The Irish Times published an interview with our Board member Prof Jennifer McElwain, UCD School of Biology and Environmental Science on 12 January 2017. The original article can be found here.
You are a paleobotanist – what does that mean?
“Paleo” means old and “botany” means the scientific study of plants. So I study fossil plants, many of them older than the dinosaurs. These ancient plant remains can tell us a lot about climate change in the past.
Where is the most interesting site that you have collected plant fossils?
Astartekløft, in east Greenland within the Arctic Circle. A team of five of us were helicoptered there in July 2000 for a National Geographic expedition. We spent four wonderful weeks digging up 200-million-year-old fossils, avoiding polar bears and eating Parmesan cheese and salami sausage.
We collected more than 4,500 fossil plants and spent the next decade trying to piece together the ancient landscapes that the fossils revealed, and how plants in the past responded to natural global warming events caused by volcanism.
How do you figure out ancient plant survival tactics?
Using the fossils we worked out how many species were around in Greenland over 200 million years ago, then we reconstructed the climate of the time and tracked the fossil species to examine which went extinct and which survived global warming.
We discovered that generalist plant species survived better than specialists, which were more likely to go extinct as the climate warmed. A good example of a generalist is a species that does not rely on another species to reproduce (that other species may go extinct!) but uses the wind to reproduce.
We also saw that when there is a small amount of carbon dioxide in the atmosphere, leaves have lots of tiny openings or pores called stomata. However, when the amount of carbon dioxide in the atmosphere increases, the plants tend to develop far fewer stomata.
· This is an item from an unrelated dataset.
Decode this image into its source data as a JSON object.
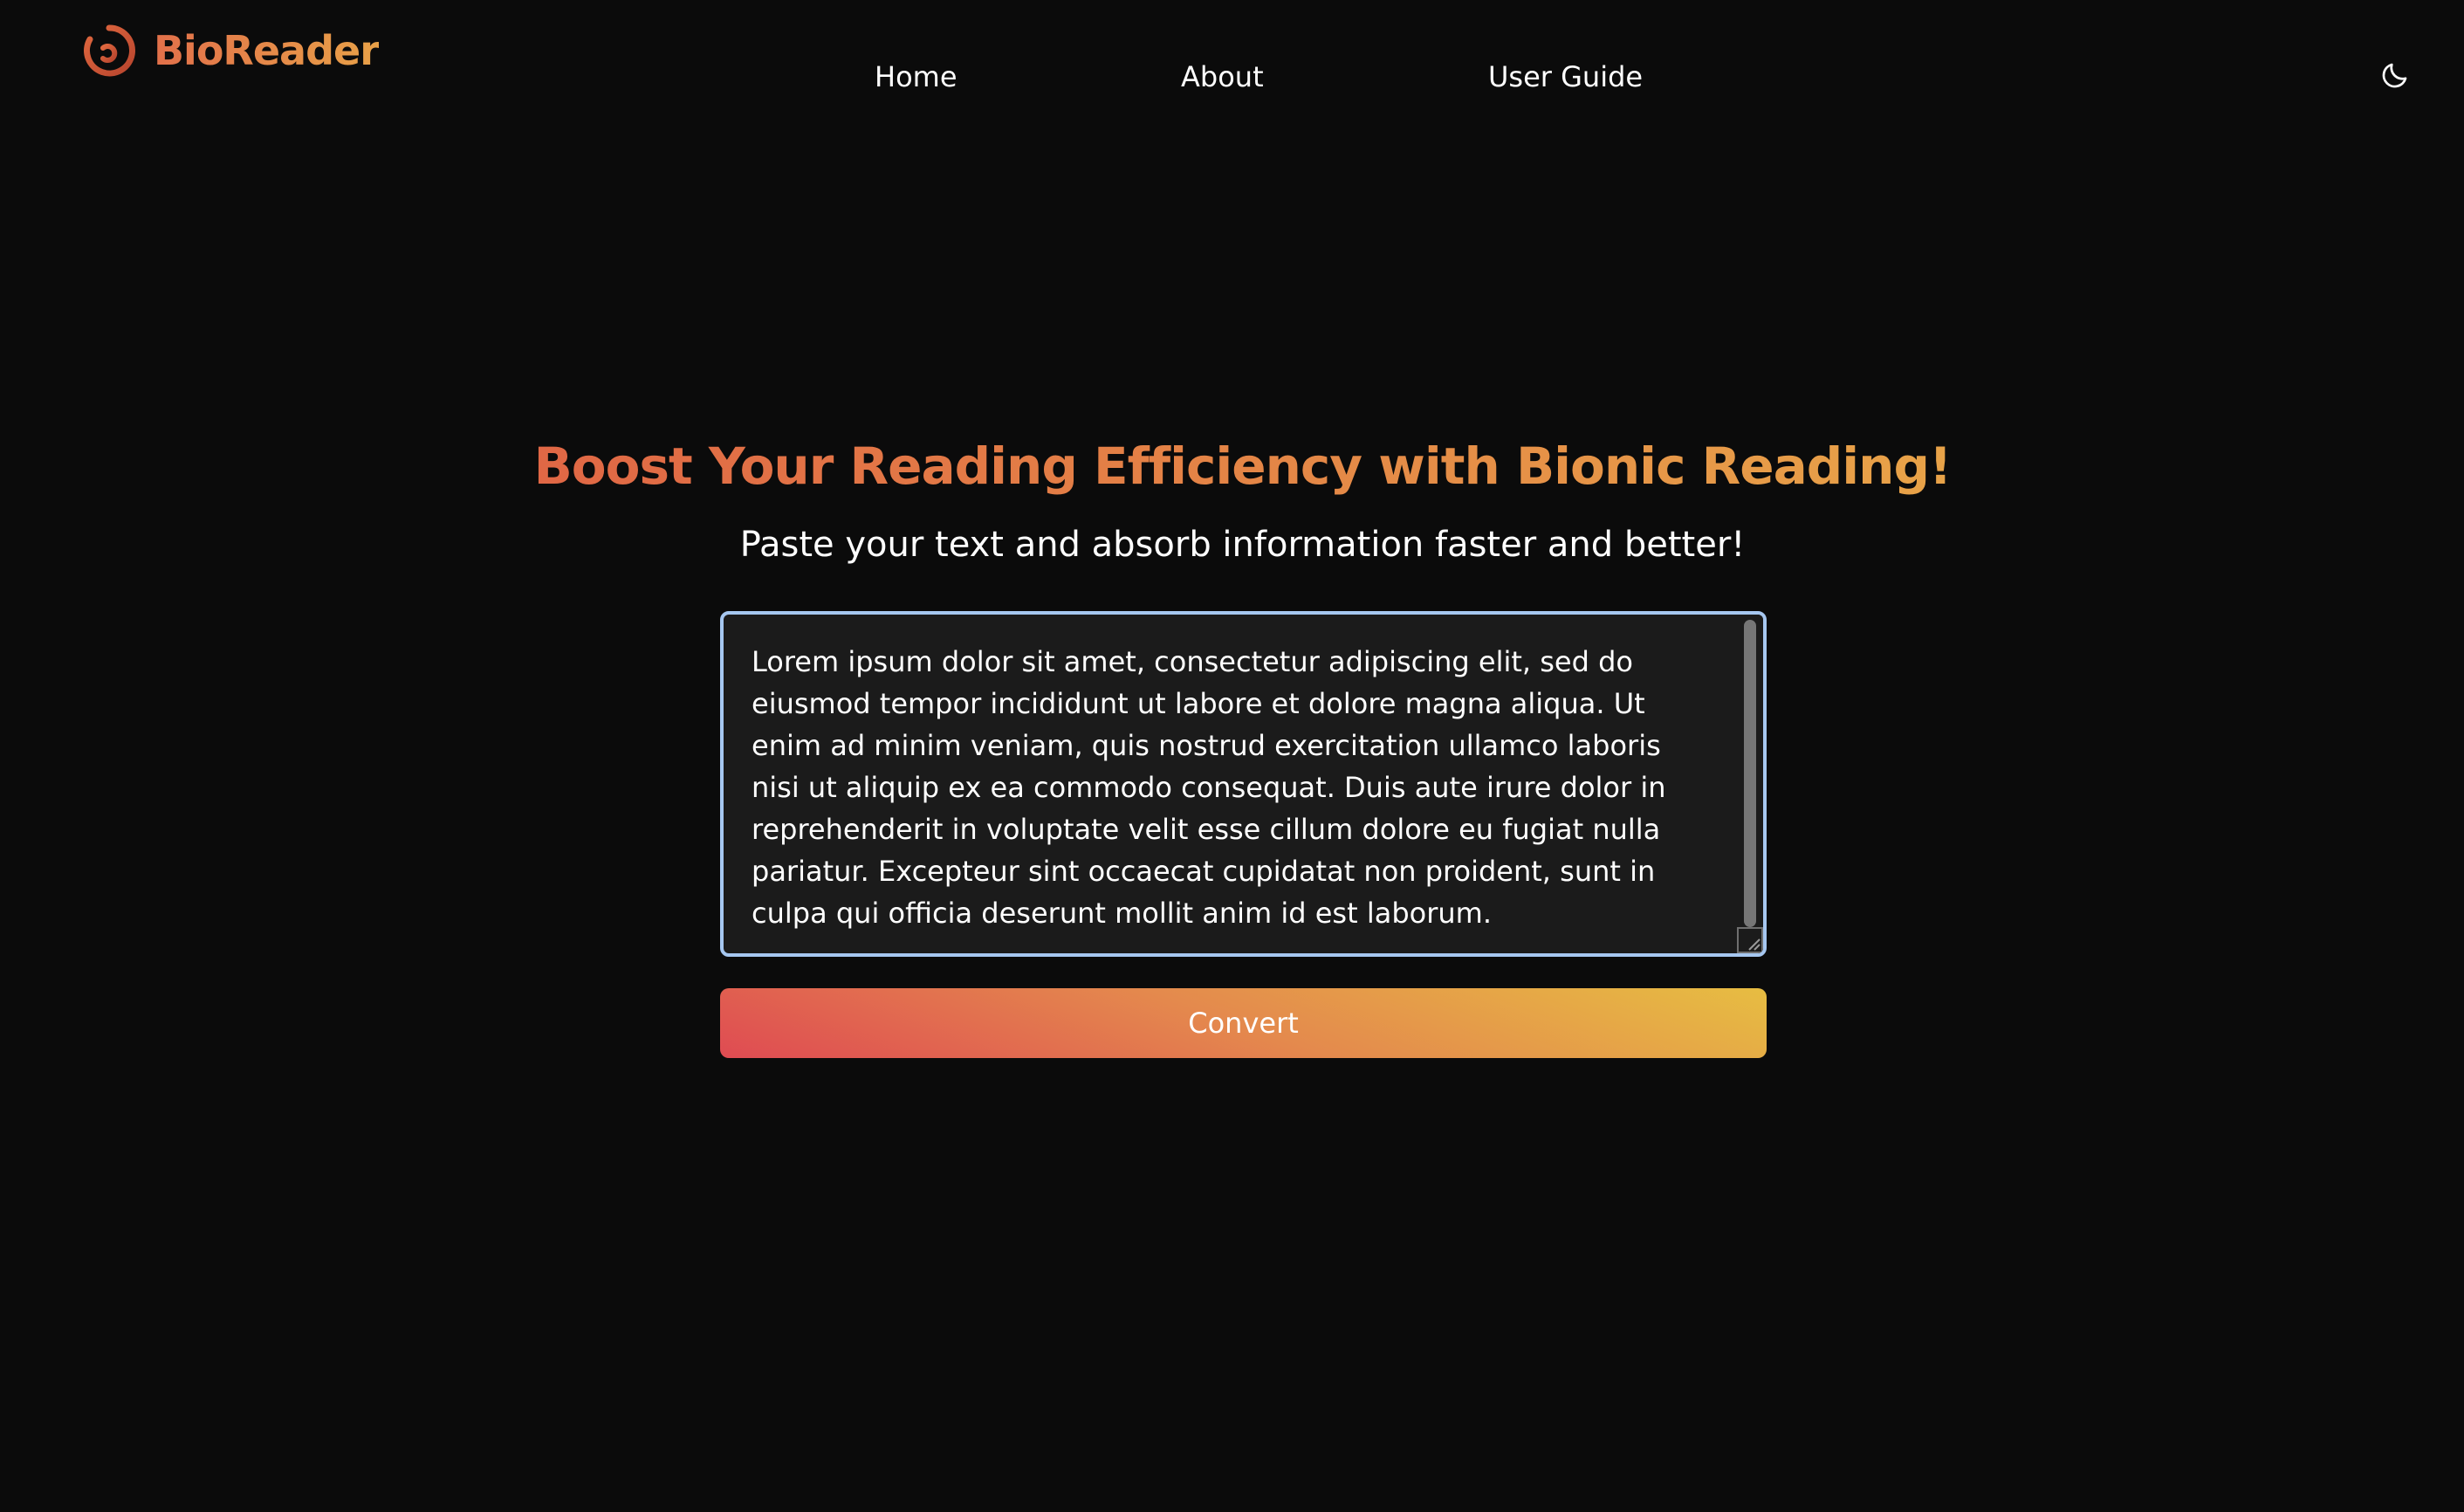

How did you become interested in studying plants?
When I look at a plant I immediately think about how it works. My daughter refers to this tendency as “plant nerd”. Plants do amazing things – they can sense levels of carbon dioxide in the air much in same way that we sense that a carbonated drink is fizzy. Our tongues detect the carbon dioxide in the drink and plants detect the “fizziness” or the carbon dioxide in the air using the same type of enzyme in their stomata.
Your work has recently shown that carbon dioxide levels were closely linked with ice-sheet changes on Earth 300 million years ago – what can we learn from that today?
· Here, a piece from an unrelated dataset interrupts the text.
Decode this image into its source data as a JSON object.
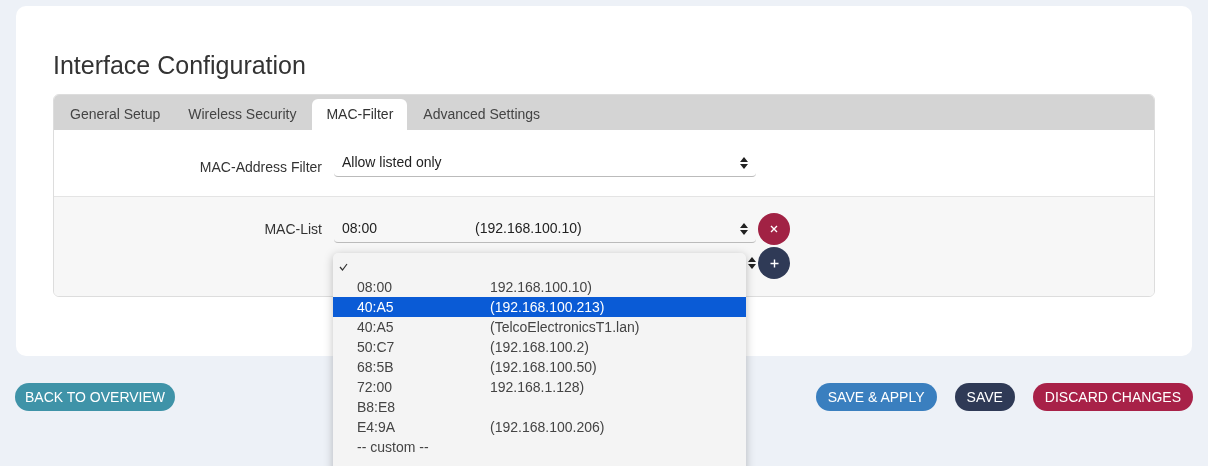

Our climate is changing at a faster pace today than ever before in geological history, because human impact results in more greenhouse gasses like carbon dioxide being released into the atmosphere.
More carbon dioxide means warmer temperatures at the poles, which means less ice formation in winter and more melting of old ice in summer.
Our studies of past climate [funded by the European Research Council and published in Nature Geoscience] show that polar ice sheets become unstable as the level of carbon dioxide in the atmosphere increases above about 0.05 per cent. Today there is 0.04 per cent carbon dioxide in the atmosphere. We are getting worryingly close to the 0.05 per cent threshold above which ice sheets will become unstable and begin to melt.
What do you like to do when you are not working on research?
Spending time with my family. I also love buying and making pottery, baking with the kids and finding unwanted furniture in skips and bringing it back to life.
What is the message arising from your research for citizens of Earth in the 21st century?
We only have one Earth. Let’s try not to soda-stream the atmosphere, otherwise there will be no polar ice left.